**Exercise requirements**
Find each line below where the word "this" occurs, and copy it.

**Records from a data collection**
══════

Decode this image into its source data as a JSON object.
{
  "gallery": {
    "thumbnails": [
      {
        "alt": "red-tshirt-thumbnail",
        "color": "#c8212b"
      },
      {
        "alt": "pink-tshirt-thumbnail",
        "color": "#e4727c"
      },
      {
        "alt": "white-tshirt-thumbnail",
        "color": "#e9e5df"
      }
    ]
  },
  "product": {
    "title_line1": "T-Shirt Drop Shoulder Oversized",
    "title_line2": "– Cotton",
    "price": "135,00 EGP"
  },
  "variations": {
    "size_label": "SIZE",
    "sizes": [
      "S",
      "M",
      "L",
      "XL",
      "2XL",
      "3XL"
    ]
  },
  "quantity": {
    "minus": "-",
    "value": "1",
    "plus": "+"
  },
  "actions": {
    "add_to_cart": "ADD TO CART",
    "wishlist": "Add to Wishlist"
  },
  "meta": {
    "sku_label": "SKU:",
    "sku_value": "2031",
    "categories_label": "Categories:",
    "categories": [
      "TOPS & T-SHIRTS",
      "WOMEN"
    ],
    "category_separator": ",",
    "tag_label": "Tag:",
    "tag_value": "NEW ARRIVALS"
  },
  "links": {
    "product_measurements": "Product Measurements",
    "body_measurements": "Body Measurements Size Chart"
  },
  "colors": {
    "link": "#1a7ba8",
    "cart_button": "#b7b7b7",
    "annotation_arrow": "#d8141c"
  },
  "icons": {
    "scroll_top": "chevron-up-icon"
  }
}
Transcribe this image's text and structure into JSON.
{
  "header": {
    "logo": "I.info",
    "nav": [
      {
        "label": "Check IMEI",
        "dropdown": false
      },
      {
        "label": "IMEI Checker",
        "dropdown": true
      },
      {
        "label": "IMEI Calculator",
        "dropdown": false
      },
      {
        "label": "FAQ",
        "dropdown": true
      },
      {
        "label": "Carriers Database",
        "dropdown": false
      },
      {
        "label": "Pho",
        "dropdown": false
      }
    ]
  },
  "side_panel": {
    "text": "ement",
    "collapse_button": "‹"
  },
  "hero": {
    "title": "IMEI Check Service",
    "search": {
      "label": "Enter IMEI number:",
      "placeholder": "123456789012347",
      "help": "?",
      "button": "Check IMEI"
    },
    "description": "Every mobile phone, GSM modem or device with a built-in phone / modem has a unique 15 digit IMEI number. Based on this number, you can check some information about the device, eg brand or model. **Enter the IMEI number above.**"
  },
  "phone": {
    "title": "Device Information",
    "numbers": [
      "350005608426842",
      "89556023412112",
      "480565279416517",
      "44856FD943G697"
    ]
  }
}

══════

**Task output**
Decode this image into its source data as a JSON object.
Transcribe this image's text and structure into JSON.
    "description": "Every mobile phone, GSM modem or device with a built-in phone / modem has a unique 15 digit IMEI number. Based on this number, you can check some information about the device, eg brand or model. **Enter the IMEI number above.**"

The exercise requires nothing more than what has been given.